**Prompt**
Would you copy out the following entries exactly, without any of the pictures?
Start of Records shown
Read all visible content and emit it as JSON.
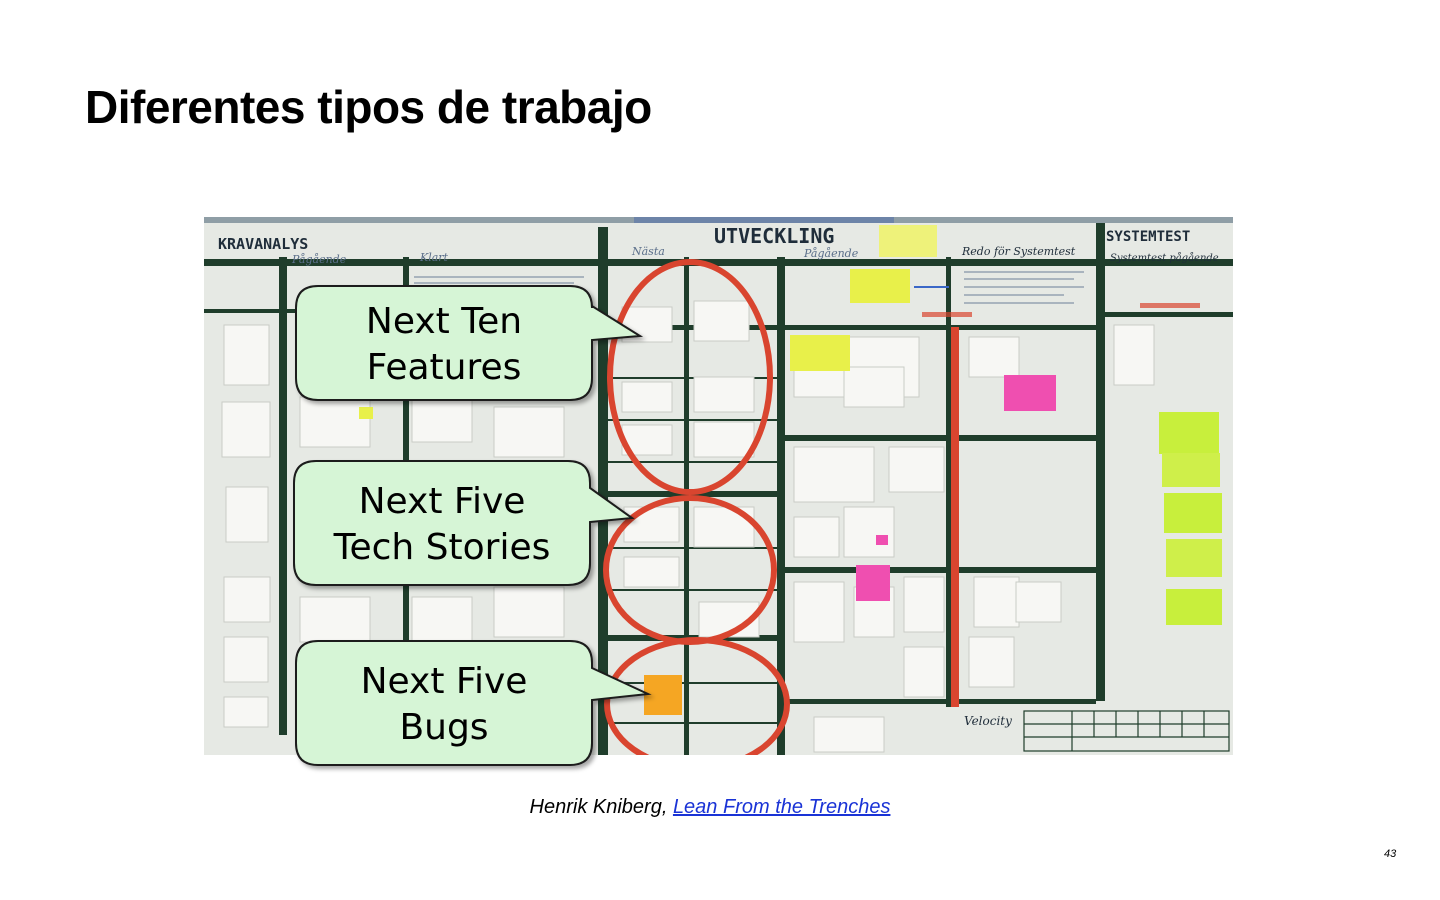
{
  "slide": {
    "title": "Diferentes tipos de trabajo",
    "page_number": "43"
  },
  "board": {
    "headers": {
      "kravanalys": "KRAVANALYS",
      "utveckling": "UTVECKLING",
      "systemtest": "SYSTEMTEST",
      "pagaende": "Pågående",
      "klart": "Klart",
      "nasta": "Nästa",
      "redo_for_systemtest": "Redo för Systemtest",
      "systemtest_pagaende": "Systemtest pågående",
      "velocity": "Velocity"
    }
  },
  "callouts": [
    {
      "line1": "Next Ten",
      "line2": "Features"
    },
    {
      "line1": "Next Five",
      "line2": "Tech Stories"
    },
    {
      "line1": "Next Five",
      "line2": "Bugs"
    }
  ],
  "caption": {
    "author": "Henrik Kniberg,",
    "link_text": "Lean From the Trenches"
  },
  "colors": {
    "callout_fill": "#d6f5d6",
    "highlight_ring": "#d9452f",
    "link": "#1a33d6",
    "board_line": "#1f3d2b",
    "sticky_yellow": "#e8f04a",
    "sticky_pink": "#ef4fb0",
    "sticky_orange": "#f5a623",
    "sticky_green": "#c8ef3c"
  }
}
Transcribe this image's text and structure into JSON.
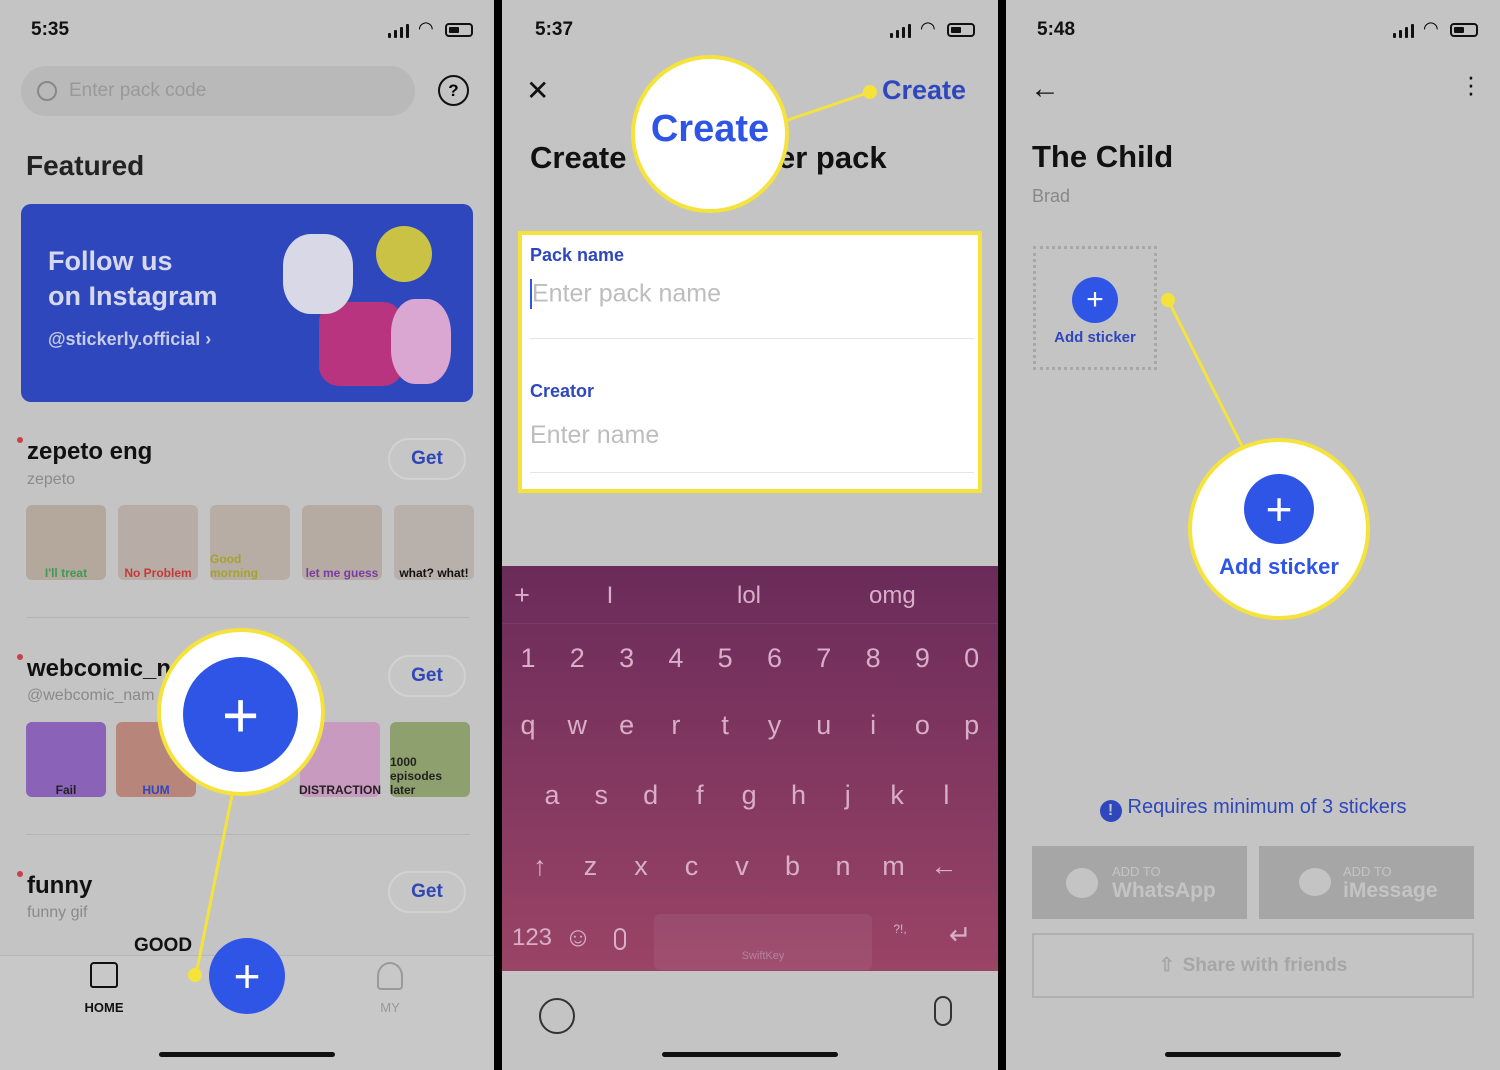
{
  "colors": {
    "accent": "#2f55e6",
    "highlight": "#f5e33c",
    "link": "#2f47b5",
    "keyboard": "#8b3a64"
  },
  "panel1": {
    "time": "5:35",
    "search_placeholder": "Enter pack code",
    "help_icon": "?",
    "featured_label": "Featured",
    "banner": {
      "line1": "Follow us",
      "line2": "on Instagram",
      "handle": "@stickerly.official ›"
    },
    "packs": [
      {
        "title": "zepeto eng",
        "sub": "zepeto",
        "get": "Get",
        "stickers": [
          "I'll treat",
          "No Problem",
          "Good morning",
          "let me guess",
          "what? what!"
        ]
      },
      {
        "title": "webcomic_n",
        "sub": "@webcomic_nam",
        "get": "Get",
        "stickers": [
          "Fail",
          "HUM",
          "",
          "DISTRACTION",
          "1000 episodes later"
        ]
      },
      {
        "title": "funny",
        "sub": "funny gif",
        "get": "Get",
        "stickers": [
          "GOOD"
        ]
      }
    ],
    "nav": {
      "home": "HOME",
      "add": "+",
      "my": "MY"
    },
    "callout_plus": "+"
  },
  "panel2": {
    "time": "5:37",
    "close": "✕",
    "create": "Create",
    "callout_text": "Create",
    "title_left": "Create",
    "title_right": "er pack",
    "pack_name_label": "Pack name",
    "pack_name_placeholder": "Enter pack name",
    "creator_label": "Creator",
    "creator_placeholder": "Enter name",
    "suggestions": [
      "+",
      "I",
      "lol",
      "omg"
    ],
    "rows": [
      [
        "1",
        "2",
        "3",
        "4",
        "5",
        "6",
        "7",
        "8",
        "9",
        "0"
      ],
      [
        "q",
        "w",
        "e",
        "r",
        "t",
        "y",
        "u",
        "i",
        "o",
        "p"
      ],
      [
        "a",
        "s",
        "d",
        "f",
        "g",
        "h",
        "j",
        "k",
        "l"
      ],
      [
        "↑",
        "z",
        "x",
        "c",
        "v",
        "b",
        "n",
        "m",
        "←"
      ]
    ],
    "bottom": {
      "numbers": "123",
      "emoji": "☺",
      "punct": "?!,",
      "enter": "↵",
      "brand": "SwiftKey"
    }
  },
  "panel3": {
    "time": "5:48",
    "title": "The Child",
    "creator": "Brad",
    "add_sticker": "Add sticker",
    "callout_add_sticker": "Add sticker",
    "warning": "Requires minimum of 3 stickers",
    "whatsapp": {
      "small": "ADD TO",
      "big": "WhatsApp"
    },
    "imessage": {
      "small": "ADD TO",
      "big": "iMessage"
    },
    "share": "Share with friends"
  }
}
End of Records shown
**Answer for this exercise**
Read all visible content and emit it as JSON.
{
  "slide": {
    "title": "Diferentes tipos de trabajo",
    "page_number": "43"
  },
  "board": {
    "headers": {
      "kravanalys": "KRAVANALYS",
      "utveckling": "UTVECKLING",
      "systemtest": "SYSTEMTEST",
      "pagaende": "Pågående",
      "klart": "Klart",
      "nasta": "Nästa",
      "redo_for_systemtest": "Redo för Systemtest",
      "systemtest_pagaende": "Systemtest pågående",
      "velocity": "Velocity"
    }
  },
  "callouts": [
    {
      "line1": "Next Ten",
      "line2": "Features"
    },
    {
      "line1": "Next Five",
      "line2": "Tech Stories"
    },
    {
      "line1": "Next Five",
      "line2": "Bugs"
    }
  ],
  "caption": {
    "author": "Henrik Kniberg,",
    "link_text": "Lean From the Trenches"
  },
  "colors": {
    "callout_fill": "#d6f5d6",
    "highlight_ring": "#d9452f",
    "link": "#1a33d6",
    "board_line": "#1f3d2b",
    "sticky_yellow": "#e8f04a",
    "sticky_pink": "#ef4fb0",
    "sticky_orange": "#f5a623",
    "sticky_green": "#c8ef3c"
  }
}
Transcribe this image's text and structure into JSON.
{
  "colors": {
    "accent": "#2f55e6",
    "highlight": "#f5e33c",
    "link": "#2f47b5",
    "keyboard": "#8b3a64"
  },
  "panel1": {
    "time": "5:35",
    "search_placeholder": "Enter pack code",
    "help_icon": "?",
    "featured_label": "Featured",
    "banner": {
      "line1": "Follow us",
      "line2": "on Instagram",
      "handle": "@stickerly.official ›"
    },
    "packs": [
      {
        "title": "zepeto eng",
        "sub": "zepeto",
        "get": "Get",
        "stickers": [
          "I'll treat",
          "No Problem",
          "Good morning",
          "let me guess",
          "what? what!"
        ]
      },
      {
        "title": "webcomic_n",
        "sub": "@webcomic_nam",
        "get": "Get",
        "stickers": [
          "Fail",
          "HUM",
          "",
          "DISTRACTION",
          "1000 episodes later"
        ]
      },
      {
        "title": "funny",
        "sub": "funny gif",
        "get": "Get",
        "stickers": [
          "GOOD"
        ]
      }
    ],
    "nav": {
      "home": "HOME",
      "add": "+",
      "my": "MY"
    },
    "callout_plus": "+"
  },
  "panel2": {
    "time": "5:37",
    "close": "✕",
    "create": "Create",
    "callout_text": "Create",
    "title_left": "Create",
    "title_right": "er pack",
    "pack_name_label": "Pack name",
    "pack_name_placeholder": "Enter pack name",
    "creator_label": "Creator",
    "creator_placeholder": "Enter name",
    "suggestions": [
      "+",
      "I",
      "lol",
      "omg"
    ],
    "rows": [
      [
        "1",
        "2",
        "3",
        "4",
        "5",
        "6",
        "7",
        "8",
        "9",
        "0"
      ],
      [
        "q",
        "w",
        "e",
        "r",
        "t",
        "y",
        "u",
        "i",
        "o",
        "p"
      ],
      [
        "a",
        "s",
        "d",
        "f",
        "g",
        "h",
        "j",
        "k",
        "l"
      ],
      [
        "↑",
        "z",
        "x",
        "c",
        "v",
        "b",
        "n",
        "m",
        "←"
      ]
    ],
    "bottom": {
      "numbers": "123",
      "emoji": "☺",
      "punct": "?!,",
      "enter": "↵",
      "brand": "SwiftKey"
    }
  },
  "panel3": {
    "time": "5:48",
    "title": "The Child",
    "creator": "Brad",
    "add_sticker": "Add sticker",
    "callout_add_sticker": "Add sticker",
    "warning": "Requires minimum of 3 stickers",
    "whatsapp": {
      "small": "ADD TO",
      "big": "WhatsApp"
    },
    "imessage": {
      "small": "ADD TO",
      "big": "iMessage"
    },
    "share": "Share with friends"
  }
}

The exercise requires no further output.